■ Task ■
Write out exactly the lines running from the line that includes "Output a JSON" to the end of the data, both ends included, and nothing besides.

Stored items
________________________

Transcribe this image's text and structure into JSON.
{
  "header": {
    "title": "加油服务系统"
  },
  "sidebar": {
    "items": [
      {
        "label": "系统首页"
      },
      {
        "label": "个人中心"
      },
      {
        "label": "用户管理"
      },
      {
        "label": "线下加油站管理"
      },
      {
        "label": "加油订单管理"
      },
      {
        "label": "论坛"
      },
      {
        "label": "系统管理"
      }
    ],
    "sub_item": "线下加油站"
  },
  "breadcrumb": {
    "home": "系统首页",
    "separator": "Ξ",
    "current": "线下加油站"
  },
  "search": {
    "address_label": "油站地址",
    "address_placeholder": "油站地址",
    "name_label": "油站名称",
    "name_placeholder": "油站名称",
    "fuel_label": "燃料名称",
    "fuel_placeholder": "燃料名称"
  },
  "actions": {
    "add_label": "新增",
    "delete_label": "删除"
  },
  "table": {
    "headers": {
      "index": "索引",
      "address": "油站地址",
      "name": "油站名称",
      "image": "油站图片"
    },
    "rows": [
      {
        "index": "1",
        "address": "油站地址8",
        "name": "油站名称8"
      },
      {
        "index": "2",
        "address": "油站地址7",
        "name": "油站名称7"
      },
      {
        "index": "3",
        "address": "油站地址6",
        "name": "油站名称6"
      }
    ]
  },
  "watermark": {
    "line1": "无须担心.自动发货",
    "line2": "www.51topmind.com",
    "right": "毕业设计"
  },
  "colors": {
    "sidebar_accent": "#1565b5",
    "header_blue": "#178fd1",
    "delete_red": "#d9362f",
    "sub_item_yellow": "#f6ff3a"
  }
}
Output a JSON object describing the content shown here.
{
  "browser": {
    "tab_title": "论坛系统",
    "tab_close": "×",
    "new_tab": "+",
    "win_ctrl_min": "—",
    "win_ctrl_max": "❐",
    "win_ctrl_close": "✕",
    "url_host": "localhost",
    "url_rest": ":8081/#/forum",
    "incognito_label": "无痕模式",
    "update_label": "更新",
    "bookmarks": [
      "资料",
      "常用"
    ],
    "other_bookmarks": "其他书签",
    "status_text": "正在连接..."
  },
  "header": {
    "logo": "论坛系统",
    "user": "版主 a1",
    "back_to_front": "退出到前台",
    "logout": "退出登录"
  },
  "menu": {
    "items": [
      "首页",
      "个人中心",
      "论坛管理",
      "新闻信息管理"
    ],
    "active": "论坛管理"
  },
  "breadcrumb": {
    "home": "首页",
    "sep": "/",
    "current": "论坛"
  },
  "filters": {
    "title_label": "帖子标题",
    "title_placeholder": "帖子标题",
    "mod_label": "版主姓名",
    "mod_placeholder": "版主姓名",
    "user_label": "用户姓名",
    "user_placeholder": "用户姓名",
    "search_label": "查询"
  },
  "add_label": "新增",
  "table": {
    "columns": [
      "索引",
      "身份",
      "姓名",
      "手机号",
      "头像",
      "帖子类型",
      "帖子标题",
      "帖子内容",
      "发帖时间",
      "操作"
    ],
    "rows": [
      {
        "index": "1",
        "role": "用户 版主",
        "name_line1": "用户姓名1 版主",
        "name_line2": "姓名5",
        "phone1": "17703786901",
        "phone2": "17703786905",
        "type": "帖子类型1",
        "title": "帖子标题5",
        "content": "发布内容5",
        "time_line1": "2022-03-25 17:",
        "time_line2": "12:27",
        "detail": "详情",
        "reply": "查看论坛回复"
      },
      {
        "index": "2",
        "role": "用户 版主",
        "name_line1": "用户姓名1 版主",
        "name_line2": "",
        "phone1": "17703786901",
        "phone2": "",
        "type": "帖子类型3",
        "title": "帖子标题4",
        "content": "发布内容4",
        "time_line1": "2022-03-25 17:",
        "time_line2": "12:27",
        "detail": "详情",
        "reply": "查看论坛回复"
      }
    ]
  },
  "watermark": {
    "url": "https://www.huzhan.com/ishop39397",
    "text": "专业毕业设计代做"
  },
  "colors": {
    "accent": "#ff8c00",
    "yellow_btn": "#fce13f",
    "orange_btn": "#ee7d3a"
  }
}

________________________

■ Expected answer ■
Output a JSON object describing the content shown here.
{
  "browser": {
    "tab_title": "论坛系统",
    "tab_close": "×",
    "new_tab": "+",
    "win_ctrl_min": "—",
    "win_ctrl_max": "❐",
    "win_ctrl_close": "✕",
    "url_host": "localhost",
    "url_rest": ":8081/#/forum",
    "incognito_label": "无痕模式",
    "update_label": "更新",
    "bookmarks": [
      "资料",
      "常用"
    ],
    "other_bookmarks": "其他书签",
    "status_text": "正在连接..."
  },
  "header": {
    "logo": "论坛系统",
    "user": "版主 a1",
    "back_to_front": "退出到前台",
    "logout": "退出登录"
  },
  "menu": {
    "items": [
      "首页",
      "个人中心",
      "论坛管理",
      "新闻信息管理"
    ],
    "active": "论坛管理"
  },
  "breadcrumb": {
    "home": "首页",
    "sep": "/",
    "current": "论坛"
  },
  "filters": {
    "title_label": "帖子标题",
    "title_placeholder": "帖子标题",
    "mod_label": "版主姓名",
    "mod_placeholder": "版主姓名",
    "user_label": "用户姓名",
    "user_placeholder": "用户姓名",
    "search_label": "查询"
  },
  "add_label": "新增",
  "table": {
    "columns": [
      "索引",
      "身份",
      "姓名",
      "手机号",
      "头像",
      "帖子类型",
      "帖子标题",
      "帖子内容",
      "发帖时间",
      "操作"
    ],
    "rows": [
      {
        "index": "1",
        "role": "用户 版主",
        "name_line1": "用户姓名1 版主",
        "name_line2": "姓名5",
        "phone1": "17703786901",
        "phone2": "17703786905",
        "type": "帖子类型1",
        "title": "帖子标题5",
        "content": "发布内容5",
        "time_line1": "2022-03-25 17:",
        "time_line2": "12:27",
        "detail": "详情",
        "reply": "查看论坛回复"
      },
      {
        "index": "2",
        "role": "用户 版主",
        "name_line1": "用户姓名1 版主",
        "name_line2": "",
        "phone1": "17703786901",
        "phone2": "",
        "type": "帖子类型3",
        "title": "帖子标题4",
        "content": "发布内容4",
        "time_line1": "2022-03-25 17:",
        "time_line2": "12:27",
        "detail": "详情",
        "reply": "查看论坛回复"
      }
    ]
  },
  "watermark": {
    "url": "https://www.huzhan.com/ishop39397",
    "text": "专业毕业设计代做"
  },
  "colors": {
    "accent": "#ff8c00",
    "yellow_btn": "#fce13f",
    "orange_btn": "#ee7d3a"
  }
}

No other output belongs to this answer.